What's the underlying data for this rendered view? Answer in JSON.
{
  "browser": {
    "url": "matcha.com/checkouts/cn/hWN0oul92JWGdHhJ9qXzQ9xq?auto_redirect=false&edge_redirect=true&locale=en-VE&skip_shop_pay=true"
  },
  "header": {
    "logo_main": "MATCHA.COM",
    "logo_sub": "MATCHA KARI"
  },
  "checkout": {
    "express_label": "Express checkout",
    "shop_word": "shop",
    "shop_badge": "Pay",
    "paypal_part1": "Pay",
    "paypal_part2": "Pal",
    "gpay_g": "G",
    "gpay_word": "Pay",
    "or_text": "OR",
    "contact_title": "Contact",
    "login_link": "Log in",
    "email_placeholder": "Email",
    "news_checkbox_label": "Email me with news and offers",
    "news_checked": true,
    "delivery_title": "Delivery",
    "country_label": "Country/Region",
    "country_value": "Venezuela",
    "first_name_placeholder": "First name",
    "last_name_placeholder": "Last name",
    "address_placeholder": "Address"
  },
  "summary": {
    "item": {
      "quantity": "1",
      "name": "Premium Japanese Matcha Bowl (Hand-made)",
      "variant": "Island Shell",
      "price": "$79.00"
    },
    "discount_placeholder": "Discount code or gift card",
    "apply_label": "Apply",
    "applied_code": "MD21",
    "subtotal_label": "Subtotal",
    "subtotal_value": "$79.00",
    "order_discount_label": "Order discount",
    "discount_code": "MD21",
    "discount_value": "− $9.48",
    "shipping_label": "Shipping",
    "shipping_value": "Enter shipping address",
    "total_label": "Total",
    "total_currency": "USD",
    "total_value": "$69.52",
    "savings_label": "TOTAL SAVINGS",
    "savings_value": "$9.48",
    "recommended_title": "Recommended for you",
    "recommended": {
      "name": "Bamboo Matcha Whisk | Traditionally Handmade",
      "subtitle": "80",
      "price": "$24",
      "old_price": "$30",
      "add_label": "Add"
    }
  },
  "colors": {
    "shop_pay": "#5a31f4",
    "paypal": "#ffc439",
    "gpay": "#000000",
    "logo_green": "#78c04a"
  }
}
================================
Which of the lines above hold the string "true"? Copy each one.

    "url": "matcha.com/checkouts/cn/hWN0oul92JWGdHhJ9qXzQ9xq?auto_redirect=false&edge_redirect=true&locale=en-VE&skip_shop_pay=true"
    "news_checked": true,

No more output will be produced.